Repeat the data exactly, every last line of it.

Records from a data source
==*==

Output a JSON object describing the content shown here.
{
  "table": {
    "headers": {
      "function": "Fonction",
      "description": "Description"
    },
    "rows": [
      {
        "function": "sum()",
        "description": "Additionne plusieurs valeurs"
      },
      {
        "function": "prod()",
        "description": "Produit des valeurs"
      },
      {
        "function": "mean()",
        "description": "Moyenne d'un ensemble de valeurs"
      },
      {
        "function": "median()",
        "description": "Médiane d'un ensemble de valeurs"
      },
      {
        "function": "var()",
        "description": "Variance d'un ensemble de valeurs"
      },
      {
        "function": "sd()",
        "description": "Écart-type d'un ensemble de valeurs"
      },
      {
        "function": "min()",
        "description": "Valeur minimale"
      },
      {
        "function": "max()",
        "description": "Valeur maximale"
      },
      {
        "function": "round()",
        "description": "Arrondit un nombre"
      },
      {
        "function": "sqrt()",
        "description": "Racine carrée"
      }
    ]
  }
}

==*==

# Task response
Output a JSON object describing the content shown here.
{
  "table": {
    "headers": {
      "function": "Fonction",
      "description": "Description"
    },
    "rows": [
      {
        "function": "sum()",
        "description": "Additionne plusieurs valeurs"
      },
      {
        "function": "prod()",
        "description": "Produit des valeurs"
      },
      {
        "function": "mean()",
        "description": "Moyenne d'un ensemble de valeurs"
      },
      {
        "function": "median()",
        "description": "Médiane d'un ensemble de valeurs"
      },
      {
        "function": "var()",
        "description": "Variance d'un ensemble de valeurs"
      },
      {
        "function": "sd()",
        "description": "Écart-type d'un ensemble de valeurs"
      },
      {
        "function": "min()",
        "description": "Valeur minimale"
      },
      {
        "function": "max()",
        "description": "Valeur maximale"
      },
      {
        "function": "round()",
        "description": "Arrondit un nombre"
      },
      {
        "function": "sqrt()",
        "description": "Racine carrée"
      }
    ]
  }
}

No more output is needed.